Morgan Stanley (NYSE:MS) has announced that it will be increasing its dividend on the 15th of November to US$0.70. This takes the annual payment to 2.1% of the current stock price, which is about average for the industry.
Morgan Stanley's Payment Has Solid Earnings Coverage
Solid dividend yields are great, but they only really help us if the payment is sustainable. Morgan Stanley is quite easily earning enough to cover the dividend, however it is being let down by weak cash flows. We think that cash flows should take priority over earnings, so this is definitely a worry for the dividend going forward.
EPS is set to fall by 5.6% over the next 12 months. If the dividend continues along recent trends, we estimate the payout ratio could be 33%, which we consider to be quite comfortable, with most of the company's earnings left over to grow the business in the future.
Morgan Stanley Has A Solid Track Record
The company has an extended history of paying stable dividends. Since 2011, the first annual payment was US$0.20, compared to the most recent full-year payment of US$2.80. This means that it has been growing its distributions at 30% per annum over that time. So, dividends have been growing pretty quickly, and even more impressively, they haven't experienced any notable falls during this period.
The Dividend Looks Likely To Grow
Investors could be attracted to the stock based on the quality of its payment history. Morgan Stanley has seen EPS rising for the last five years, at 25% per annum. Earnings per share is growing at a solid clip, and the payout ratio is low which we think is an ideal combination in a dividend stock as the company can quite easily raise the dividend in the future.
We'd also point out that Morgan Stanley has issued stock equal to 14% of shares outstanding. Trying to grow the dividend when issuing new shares reminds us of the ancient Greek tale of Sisyphus - perpetually pushing a boulder uphill. Companies that consistently issue new shares are often suboptimal from a dividend perspective.
Our Thoughts On Morgan Stanley's Dividend
Overall, we always like to see the dividend being raised, but we don't think Morgan Stanley will make a great income stock. With cash flows lacking, it is difficult to see how the company can sustain a dividend payment. We would probably look elsewhere for an income investment.

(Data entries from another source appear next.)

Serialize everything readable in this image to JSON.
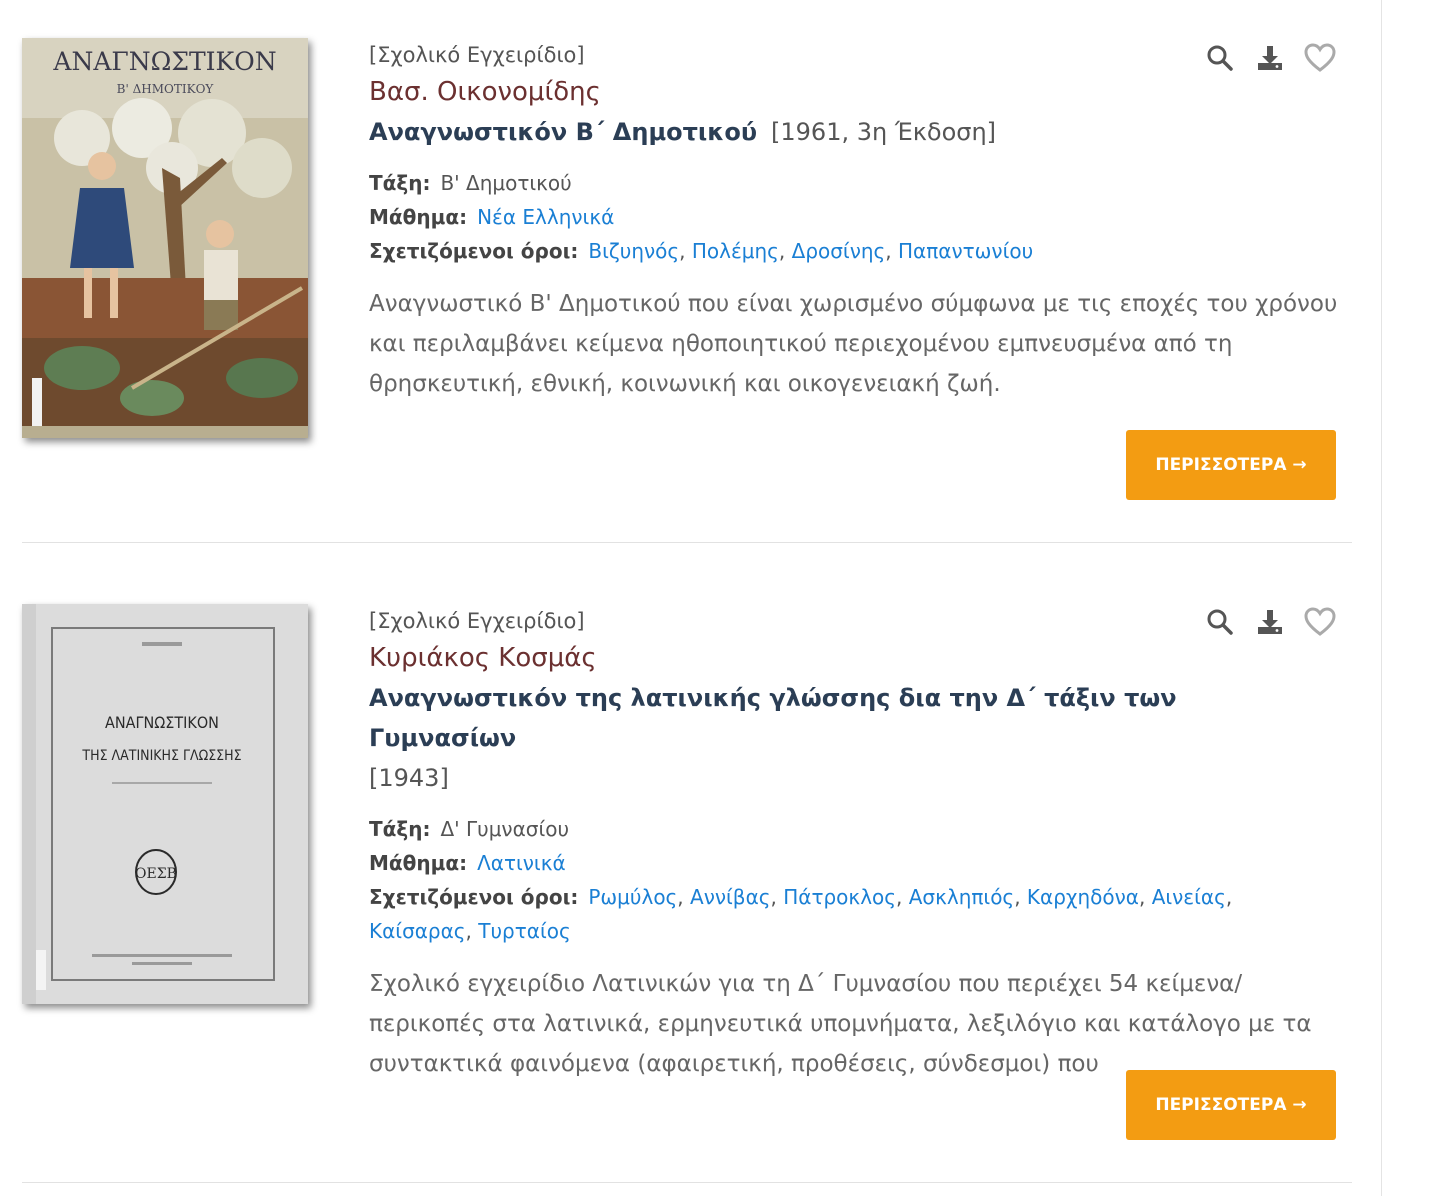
{
  "entries": [
    {
      "type": "[Σχολικό Εγχειρίδιο]",
      "author": "Βασ. Οικονομίδης",
      "title": "Αναγνωστικόν Β΄ Δημοτικού",
      "year": "[1961, 3η Έκδοση]",
      "class_label": "Τάξη:",
      "class_value": "Β' Δημοτικού",
      "subject_label": "Μάθημα:",
      "subject_value": "Νέα Ελληνικά",
      "terms_label": "Σχετιζόμενοι όροι:",
      "terms": [
        "Βιζυηνός",
        "Πολέμης",
        "Δροσίνης",
        "Παπαντωνίου"
      ],
      "description": "Αναγνωστικό Β' Δημοτικού που είναι χωρισμένο σύμφωνα με τις εποχές του χρόνου και περιλαμβάνει κείμενα ηθοποιητικού περιεχομένου εμπνευσμένα από τη θρησκευτική, εθνική, κοινωνική και οικογενειακή ζωή.",
      "more_label": "ΠΕΡΙΣΣΟΤΕΡΑ →",
      "cover": {
        "title_line1": "ΑΝΑΓΝΩΣΤΙΚΟΝ",
        "title_line2": "Β' ΔΗΜΟΤΙΚΟΥ"
      }
    },
    {
      "type": "[Σχολικό Εγχειρίδιο]",
      "author": "Κυριάκος Κοσμάς",
      "title": "Αναγνωστικόν της λατινικής γλώσσης δια την Δ΄ τάξιν των Γυμνασίων",
      "year": "[1943]",
      "class_label": "Τάξη:",
      "class_value": "Δ' Γυμνασίου",
      "subject_label": "Μάθημα:",
      "subject_value": "Λατινικά",
      "terms_label": "Σχετιζόμενοι όροι:",
      "terms": [
        "Ρωμύλος",
        "Αννίβας",
        "Πάτροκλος",
        "Ασκληπιός",
        "Καρχηδόνα",
        "Αινείας",
        "Καίσαρας",
        "Τυρταίος"
      ],
      "description": "Σχολικό εγχειρίδιο Λατινικών για τη Δ΄ Γυμνασίου που περιέχει 54 κείμενα/περικοπές στα λατινικά, ερμηνευτικά υπομνήματα, λεξιλόγιο και κατάλογο με τα συντακτικά φαινόμενα (αφαιρετική, προθέσεις, σύνδεσμοι) που",
      "more_label": "ΠΕΡΙΣΣΟΤΕΡΑ →",
      "cover": {
        "title_line1": "ΑΝΑΓΝΩΣΤΙΚΟΝ",
        "title_line2": "ΤΗΣ ΛΑΤΙΝΙΚΗΣ ΓΛΩΣΣΗΣ",
        "emblem": "ΟΕΣΒ"
      }
    }
  ],
  "icons": [
    "search-icon",
    "download-icon",
    "heart-icon"
  ],
  "colors": {
    "accent": "#f39c12",
    "link": "#1a7fd4",
    "title": "#2b3e55",
    "author": "#6b3030"
  }
}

Market movements attest to how highly valued a consistent dividend policy is compared to one which is more unpredictable. Still, investors need to consider a host of other factors, apart from dividend payments, when analysing a company. For example, we've identified 4 warning signs for Morgan Stanley (2 don't sit too well with us!) that you should be aware of before investing. If you are a dividend investor, you might also want to look at our curated list of high performing dividend stock.
Valuation is complex, but we're helping make it simple.
Find out whether Morgan Stanley is potentially over or undervalued by checking out our comprehensive analysis, which includes fair value estimates, risks and warnings, dividends, insider transactions and financial health.View the Free Analysis
This article by Simply Wall St is general in nature. We provide commentary based on historical data and analyst forecasts only using an unbiased methodology and our articles are not intended to be financial advice. It does not constitute a recommendation to buy or sell any stock, and does not take account of your objectives, or your financial situation. We aim to bring you long-term focused analysis driven by fundamental data. Note that our analysis may not factor in the latest price-sensitive company announcements or qualitative material. Simply Wall St has no position in any stocks mentioned.
Have feedback on this article? Concerned about the content? Get in touch with us directly. Alternatively, email editorial-team (at) simplywallst.com.
Morgan Stanley, a financial holding company, provides various financial products and services to corporations, governments, financial institutions, and individuals in the Americas, Europe, the Middle East, Africa, and Asia.
Adequate balance sheet average dividend payer.